#### [Work order]
Every entry should be copied exactly, with nothing added or dropped.
*** Records provided Section Begins ***
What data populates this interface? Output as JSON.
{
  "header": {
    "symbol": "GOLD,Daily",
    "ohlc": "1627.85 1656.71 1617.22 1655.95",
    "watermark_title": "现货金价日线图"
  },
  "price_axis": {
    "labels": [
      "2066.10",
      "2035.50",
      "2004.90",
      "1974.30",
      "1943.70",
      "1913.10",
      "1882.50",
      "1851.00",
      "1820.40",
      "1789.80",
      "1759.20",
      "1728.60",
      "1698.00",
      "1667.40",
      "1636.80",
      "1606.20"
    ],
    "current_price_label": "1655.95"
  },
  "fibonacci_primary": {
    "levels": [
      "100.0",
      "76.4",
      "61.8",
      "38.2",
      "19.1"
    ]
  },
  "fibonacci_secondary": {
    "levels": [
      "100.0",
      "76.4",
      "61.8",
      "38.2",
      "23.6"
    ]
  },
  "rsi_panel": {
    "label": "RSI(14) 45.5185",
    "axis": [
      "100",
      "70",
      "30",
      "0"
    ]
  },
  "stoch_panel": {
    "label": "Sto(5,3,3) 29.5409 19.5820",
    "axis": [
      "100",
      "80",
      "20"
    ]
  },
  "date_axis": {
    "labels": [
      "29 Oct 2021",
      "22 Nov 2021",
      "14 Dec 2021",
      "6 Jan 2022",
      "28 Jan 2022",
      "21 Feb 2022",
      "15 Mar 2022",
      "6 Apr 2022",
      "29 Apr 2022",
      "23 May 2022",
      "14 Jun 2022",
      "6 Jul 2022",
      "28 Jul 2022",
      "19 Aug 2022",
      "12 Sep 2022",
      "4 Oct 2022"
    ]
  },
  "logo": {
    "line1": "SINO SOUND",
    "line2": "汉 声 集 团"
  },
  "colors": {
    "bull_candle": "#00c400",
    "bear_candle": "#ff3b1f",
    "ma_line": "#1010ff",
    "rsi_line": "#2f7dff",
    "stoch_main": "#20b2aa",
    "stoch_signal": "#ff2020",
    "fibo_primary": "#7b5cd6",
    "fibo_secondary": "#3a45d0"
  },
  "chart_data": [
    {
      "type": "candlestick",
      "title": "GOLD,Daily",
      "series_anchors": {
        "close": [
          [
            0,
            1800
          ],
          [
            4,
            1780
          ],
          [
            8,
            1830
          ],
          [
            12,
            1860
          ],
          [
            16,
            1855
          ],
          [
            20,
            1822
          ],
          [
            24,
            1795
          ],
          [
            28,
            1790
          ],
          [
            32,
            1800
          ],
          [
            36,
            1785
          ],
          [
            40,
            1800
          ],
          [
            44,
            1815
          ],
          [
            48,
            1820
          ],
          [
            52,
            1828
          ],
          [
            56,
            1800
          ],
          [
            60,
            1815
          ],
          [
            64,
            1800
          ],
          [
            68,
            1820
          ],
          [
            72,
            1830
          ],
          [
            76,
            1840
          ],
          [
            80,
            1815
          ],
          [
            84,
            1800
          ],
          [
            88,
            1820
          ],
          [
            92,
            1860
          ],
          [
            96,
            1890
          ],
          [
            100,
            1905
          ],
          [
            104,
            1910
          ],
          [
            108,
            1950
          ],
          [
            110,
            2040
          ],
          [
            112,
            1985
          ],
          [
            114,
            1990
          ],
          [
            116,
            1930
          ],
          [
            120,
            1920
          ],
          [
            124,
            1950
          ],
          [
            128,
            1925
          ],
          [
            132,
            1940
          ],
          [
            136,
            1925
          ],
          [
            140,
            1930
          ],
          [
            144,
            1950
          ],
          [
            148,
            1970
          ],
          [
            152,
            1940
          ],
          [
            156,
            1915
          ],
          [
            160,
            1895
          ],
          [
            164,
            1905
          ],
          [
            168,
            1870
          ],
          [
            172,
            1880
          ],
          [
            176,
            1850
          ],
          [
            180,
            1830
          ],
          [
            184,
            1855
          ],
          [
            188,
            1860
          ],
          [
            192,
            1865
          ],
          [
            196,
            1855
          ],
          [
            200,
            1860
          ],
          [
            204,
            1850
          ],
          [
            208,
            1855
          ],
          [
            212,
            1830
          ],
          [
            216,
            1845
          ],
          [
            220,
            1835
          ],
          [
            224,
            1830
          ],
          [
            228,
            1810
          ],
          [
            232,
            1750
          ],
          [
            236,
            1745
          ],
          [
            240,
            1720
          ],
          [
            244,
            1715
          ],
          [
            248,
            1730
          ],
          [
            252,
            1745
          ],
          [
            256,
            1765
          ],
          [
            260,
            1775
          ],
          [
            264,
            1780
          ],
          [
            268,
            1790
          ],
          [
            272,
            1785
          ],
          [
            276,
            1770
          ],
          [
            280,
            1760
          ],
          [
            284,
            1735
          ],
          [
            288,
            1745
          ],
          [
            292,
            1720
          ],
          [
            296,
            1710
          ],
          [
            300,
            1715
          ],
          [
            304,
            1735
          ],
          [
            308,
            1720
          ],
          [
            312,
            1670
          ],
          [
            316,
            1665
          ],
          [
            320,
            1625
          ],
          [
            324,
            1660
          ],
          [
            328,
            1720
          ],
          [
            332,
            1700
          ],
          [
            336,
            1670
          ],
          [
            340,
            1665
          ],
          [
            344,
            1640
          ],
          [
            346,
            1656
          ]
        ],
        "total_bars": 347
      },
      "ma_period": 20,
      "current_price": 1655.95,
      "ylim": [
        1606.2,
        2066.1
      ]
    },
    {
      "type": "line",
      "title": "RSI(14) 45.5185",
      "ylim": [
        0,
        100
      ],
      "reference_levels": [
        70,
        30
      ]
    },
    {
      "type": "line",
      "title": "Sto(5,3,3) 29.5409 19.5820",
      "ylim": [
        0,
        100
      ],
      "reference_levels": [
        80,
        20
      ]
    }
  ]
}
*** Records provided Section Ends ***
#### [Solved exercise]
What data populates this interface? Output as JSON.
{
  "header": {
    "symbol": "GOLD,Daily",
    "ohlc": "1627.85 1656.71 1617.22 1655.95",
    "watermark_title": "现货金价日线图"
  },
  "price_axis": {
    "labels": [
      "2066.10",
      "2035.50",
      "2004.90",
      "1974.30",
      "1943.70",
      "1913.10",
      "1882.50",
      "1851.00",
      "1820.40",
      "1789.80",
      "1759.20",
      "1728.60",
      "1698.00",
      "1667.40",
      "1636.80",
      "1606.20"
    ],
    "current_price_label": "1655.95"
  },
  "fibonacci_primary": {
    "levels": [
      "100.0",
      "76.4",
      "61.8",
      "38.2",
      "19.1"
    ]
  },
  "fibonacci_secondary": {
    "levels": [
      "100.0",
      "76.4",
      "61.8",
      "38.2",
      "23.6"
    ]
  },
  "rsi_panel": {
    "label": "RSI(14) 45.5185",
    "axis": [
      "100",
      "70",
      "30",
      "0"
    ]
  },
  "stoch_panel": {
    "label": "Sto(5,3,3) 29.5409 19.5820",
    "axis": [
      "100",
      "80",
      "20"
    ]
  },
  "date_axis": {
    "labels": [
      "29 Oct 2021",
      "22 Nov 2021",
      "14 Dec 2021",
      "6 Jan 2022",
      "28 Jan 2022",
      "21 Feb 2022",
      "15 Mar 2022",
      "6 Apr 2022",
      "29 Apr 2022",
      "23 May 2022",
      "14 Jun 2022",
      "6 Jul 2022",
      "28 Jul 2022",
      "19 Aug 2022",
      "12 Sep 2022",
      "4 Oct 2022"
    ]
  },
  "logo": {
    "line1": "SINO SOUND",
    "line2": "汉 声 集 团"
  },
  "colors": {
    "bull_candle": "#00c400",
    "bear_candle": "#ff3b1f",
    "ma_line": "#1010ff",
    "rsi_line": "#2f7dff",
    "stoch_main": "#20b2aa",
    "stoch_signal": "#ff2020",
    "fibo_primary": "#7b5cd6",
    "fibo_secondary": "#3a45d0"
  },
  "chart_data": [
    {
      "type": "candlestick",
      "title": "GOLD,Daily",
      "series_anchors": {
        "close": [
          [
            0,
            1800
          ],
          [
            4,
            1780
          ],
          [
            8,
            1830
          ],
          [
            12,
            1860
          ],
          [
            16,
            1855
          ],
          [
            20,
            1822
          ],
          [
            24,
            1795
          ],
          [
            28,
            1790
          ],
          [
            32,
            1800
          ],
          [
            36,
            1785
          ],
          [
            40,
            1800
          ],
          [
            44,
            1815
          ],
          [
            48,
            1820
          ],
          [
            52,
            1828
          ],
          [
            56,
            1800
          ],
          [
            60,
            1815
          ],
          [
            64,
            1800
          ],
          [
            68,
            1820
          ],
          [
            72,
            1830
          ],
          [
            76,
            1840
          ],
          [
            80,
            1815
          ],
          [
            84,
            1800
          ],
          [
            88,
            1820
          ],
          [
            92,
            1860
          ],
          [
            96,
            1890
          ],
          [
            100,
            1905
          ],
          [
            104,
            1910
          ],
          [
            108,
            1950
          ],
          [
            110,
            2040
          ],
          [
            112,
            1985
          ],
          [
            114,
            1990
          ],
          [
            116,
            1930
          ],
          [
            120,
            1920
          ],
          [
            124,
            1950
          ],
          [
            128,
            1925
          ],
          [
            132,
            1940
          ],
          [
            136,
            1925
          ],
          [
            140,
            1930
          ],
          [
            144,
            1950
          ],
          [
            148,
            1970
          ],
          [
            152,
            1940
          ],
          [
            156,
            1915
          ],
          [
            160,
            1895
          ],
          [
            164,
            1905
          ],
          [
            168,
            1870
          ],
          [
            172,
            1880
          ],
          [
            176,
            1850
          ],
          [
            180,
            1830
          ],
          [
            184,
            1855
          ],
          [
            188,
            1860
          ],
          [
            192,
            1865
          ],
          [
            196,
            1855
          ],
          [
            200,
            1860
          ],
          [
            204,
            1850
          ],
          [
            208,
            1855
          ],
          [
            212,
            1830
          ],
          [
            216,
            1845
          ],
          [
            220,
            1835
          ],
          [
            224,
            1830
          ],
          [
            228,
            1810
          ],
          [
            232,
            1750
          ],
          [
            236,
            1745
          ],
          [
            240,
            1720
          ],
          [
            244,
            1715
          ],
          [
            248,
            1730
          ],
          [
            252,
            1745
          ],
          [
            256,
            1765
          ],
          [
            260,
            1775
          ],
          [
            264,
            1780
          ],
          [
            268,
            1790
          ],
          [
            272,
            1785
          ],
          [
            276,
            1770
          ],
          [
            280,
            1760
          ],
          [
            284,
            1735
          ],
          [
            288,
            1745
          ],
          [
            292,
            1720
          ],
          [
            296,
            1710
          ],
          [
            300,
            1715
          ],
          [
            304,
            1735
          ],
          [
            308,
            1720
          ],
          [
            312,
            1670
          ],
          [
            316,
            1665
          ],
          [
            320,
            1625
          ],
          [
            324,
            1660
          ],
          [
            328,
            1720
          ],
          [
            332,
            1700
          ],
          [
            336,
            1670
          ],
          [
            340,
            1665
          ],
          [
            344,
            1640
          ],
          [
            346,
            1656
          ]
        ],
        "total_bars": 347
      },
      "ma_period": 20,
      "current_price": 1655.95,
      "ylim": [
        1606.2,
        2066.1
      ]
    },
    {
      "type": "line",
      "title": "RSI(14) 45.5185",
      "ylim": [
        0,
        100
      ],
      "reference_levels": [
        70,
        30
      ]
    },
    {
      "type": "line",
      "title": "Sto(5,3,3) 29.5409 19.5820",
      "ylim": [
        0,
        100
      ],
      "reference_levels": [
        80,
        20
      ]
    }
  ]
}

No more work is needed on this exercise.